I remember feeling this way when I read The Diary of Anne Frank. That I knew her tragic fate going in, but when she put her words, her hopes and dreams, to paper, she still clung to the hope of a future ahead, outside of the Secret Annex.
Which brings me to Suite FranÃ§aise, a novel divided into two parts, by Irene NÃ©mirovsky. The knowledge that while she was writing these words, the war was raging around her, and she did not know whether she would live or die, permeates and perfumes every page of this novel. That she intended it to be a novel in five parts, but died in Auschwitz with only two parts complete, makes it even more poignant.
The first part of the book, Storm in June, tells the stories of several families and individuals fleeing Paris on the eve of the Nazi invasion. The stories told are from very different points of view, from the wealthy woman trying to keep her family heirlooms together, along with her ailing father-in-law, her children, and her servants, to the married couple who work at a bank, and fear mainly for their son, who is a prisoner of war, but also for their jobs, their security, and their lives. There is a priest, trying to transport a group of teen-agers from what can only be described as a correctional facility, to safety, while deep in his heart, he wishes to be far away from them, as he sees no evidence of God within them. There is the aesthete, proud of his figurine collection, and of the good luck (and smarts!) that conspired to leave him single and childless at a time when so much worry would be wasted on caring about another human being.
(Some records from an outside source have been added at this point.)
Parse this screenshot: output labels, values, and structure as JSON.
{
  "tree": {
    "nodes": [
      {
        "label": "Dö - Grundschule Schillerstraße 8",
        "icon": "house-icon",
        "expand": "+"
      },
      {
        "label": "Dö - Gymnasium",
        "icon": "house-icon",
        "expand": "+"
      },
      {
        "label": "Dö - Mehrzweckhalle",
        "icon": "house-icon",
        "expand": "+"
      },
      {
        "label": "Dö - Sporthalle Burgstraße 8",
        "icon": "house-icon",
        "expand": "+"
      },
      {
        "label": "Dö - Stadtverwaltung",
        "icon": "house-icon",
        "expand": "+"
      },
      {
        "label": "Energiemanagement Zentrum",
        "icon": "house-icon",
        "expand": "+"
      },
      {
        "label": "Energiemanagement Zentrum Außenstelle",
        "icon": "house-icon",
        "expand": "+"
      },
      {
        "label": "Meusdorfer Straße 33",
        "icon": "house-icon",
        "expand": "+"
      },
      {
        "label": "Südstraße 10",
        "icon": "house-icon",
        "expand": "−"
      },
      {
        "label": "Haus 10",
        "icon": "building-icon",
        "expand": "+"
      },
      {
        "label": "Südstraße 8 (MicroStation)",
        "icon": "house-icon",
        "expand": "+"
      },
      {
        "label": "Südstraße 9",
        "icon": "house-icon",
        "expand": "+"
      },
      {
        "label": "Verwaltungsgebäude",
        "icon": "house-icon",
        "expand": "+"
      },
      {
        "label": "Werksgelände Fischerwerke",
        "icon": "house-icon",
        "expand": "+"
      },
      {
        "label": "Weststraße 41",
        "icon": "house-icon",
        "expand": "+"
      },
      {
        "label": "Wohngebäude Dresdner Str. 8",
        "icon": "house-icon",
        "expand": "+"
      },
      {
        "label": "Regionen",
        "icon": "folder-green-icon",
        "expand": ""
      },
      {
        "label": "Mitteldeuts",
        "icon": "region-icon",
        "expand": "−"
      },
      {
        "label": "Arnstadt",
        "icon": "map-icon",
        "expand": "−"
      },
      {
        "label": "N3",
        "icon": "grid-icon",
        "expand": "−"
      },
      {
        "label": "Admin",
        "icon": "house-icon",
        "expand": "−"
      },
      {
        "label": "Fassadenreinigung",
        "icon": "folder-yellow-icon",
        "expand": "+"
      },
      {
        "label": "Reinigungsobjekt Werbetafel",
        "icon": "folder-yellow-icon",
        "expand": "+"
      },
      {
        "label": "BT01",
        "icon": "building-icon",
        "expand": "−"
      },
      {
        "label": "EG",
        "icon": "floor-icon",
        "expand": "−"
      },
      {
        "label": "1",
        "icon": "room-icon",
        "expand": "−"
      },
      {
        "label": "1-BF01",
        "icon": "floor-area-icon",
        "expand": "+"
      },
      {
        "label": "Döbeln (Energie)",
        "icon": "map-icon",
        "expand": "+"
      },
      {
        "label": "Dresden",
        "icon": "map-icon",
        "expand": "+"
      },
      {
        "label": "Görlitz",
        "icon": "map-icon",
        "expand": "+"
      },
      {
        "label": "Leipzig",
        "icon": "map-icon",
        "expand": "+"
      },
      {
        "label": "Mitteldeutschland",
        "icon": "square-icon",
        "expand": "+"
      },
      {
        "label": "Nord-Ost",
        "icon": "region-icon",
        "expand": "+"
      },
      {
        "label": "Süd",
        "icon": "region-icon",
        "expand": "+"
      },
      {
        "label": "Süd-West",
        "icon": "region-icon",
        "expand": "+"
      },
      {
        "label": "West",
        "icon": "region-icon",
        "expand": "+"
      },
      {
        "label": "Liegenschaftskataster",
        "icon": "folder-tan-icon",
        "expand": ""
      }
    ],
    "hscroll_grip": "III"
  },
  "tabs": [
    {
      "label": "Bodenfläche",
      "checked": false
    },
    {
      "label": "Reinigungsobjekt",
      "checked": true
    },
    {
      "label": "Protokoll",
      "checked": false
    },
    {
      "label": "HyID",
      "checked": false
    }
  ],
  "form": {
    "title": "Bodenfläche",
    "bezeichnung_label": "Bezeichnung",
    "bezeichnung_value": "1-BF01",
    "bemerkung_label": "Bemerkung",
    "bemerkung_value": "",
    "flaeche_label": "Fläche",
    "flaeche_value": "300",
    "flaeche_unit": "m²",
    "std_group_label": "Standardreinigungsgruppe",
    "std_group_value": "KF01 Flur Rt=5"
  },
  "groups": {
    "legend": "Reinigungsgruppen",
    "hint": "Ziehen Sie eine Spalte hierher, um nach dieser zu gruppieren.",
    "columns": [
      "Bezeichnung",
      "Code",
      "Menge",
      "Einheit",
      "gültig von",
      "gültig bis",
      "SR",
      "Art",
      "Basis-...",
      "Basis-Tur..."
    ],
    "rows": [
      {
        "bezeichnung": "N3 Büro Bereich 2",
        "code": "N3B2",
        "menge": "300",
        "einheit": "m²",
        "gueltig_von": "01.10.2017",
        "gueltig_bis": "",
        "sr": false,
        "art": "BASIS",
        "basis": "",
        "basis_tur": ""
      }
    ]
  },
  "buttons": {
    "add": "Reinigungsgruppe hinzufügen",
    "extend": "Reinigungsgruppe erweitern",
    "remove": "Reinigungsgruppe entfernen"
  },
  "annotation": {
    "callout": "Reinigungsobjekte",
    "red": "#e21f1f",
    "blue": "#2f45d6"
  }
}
Some of his friends had gone, but he was neither Jewish nor a Mason, thank God, he thought with a scornful smile. He had never been involved in politics and didn’t see why he wouldn’t be left alone, a poor man like him, very quiet, very harmless, who never hurt anybody and who loved nothing in this world but his porcelain collection. He thought, on a more serious note, that this was the secret of his happiness amid so much upheaval. He loved nothing, at least nothing that time could distort, that death could carry away; he’d been right not to have married, not to have had children…My God, everyone else had been taken in. He’d been the only clever one.
The second story is Dolce, and takes place two years later, in a small village during the occupation. The families of the village are required to take soldiers into their homes, to live with them and adjust to their presence. The glimpse of both sides of this situation, and of a young (married) French woman who falls in love with a young (married) German soldier who comes to live with her, and the events that ultimately pull them apart, are gripping.
“He asked my permission to go into the garden to pick some strawberries. I couldn’t exactly refuse. You’re forgetting he’s in charge here now, unfortunately…He’s being polite, but he could take whatever he wants, go wherever he pleases and even throw us out into the street. He wears kid gloves to claim his rights as a conqueror. I can’t hold that against him. I think he’s right. We’re not on a battlefield. We can keep all our feelings deep inside. Superficially at least, why not be polite and considerate? Ther’e something inhuman about our situation. Why make it worse? It isn’t…it isn’t reasonable, Mother.” Lucile spoke so passionately that she surprised even herself.
These are unfinished stories, not polished or edited as Ms. NÃ©mirovsky would surely have wanted them to be. She had long term plans for some of these characters, as evidenced in her notes, included in an appendix at the back of the book. Some of them were to spill over into the remaining three stories. One was to be titled Captivity, and it sounds like it would have been the story of characters in a concentration camp. For the final two stories, she was waiting to see what would happen, wanted them to be based upon real events, and to have them talk to readers well into the future. I only wish she had been able to finish her book.
1. Get Genevieve groomed so she’ll be prettiful (and smell prettiful) for Thanksgiving next week.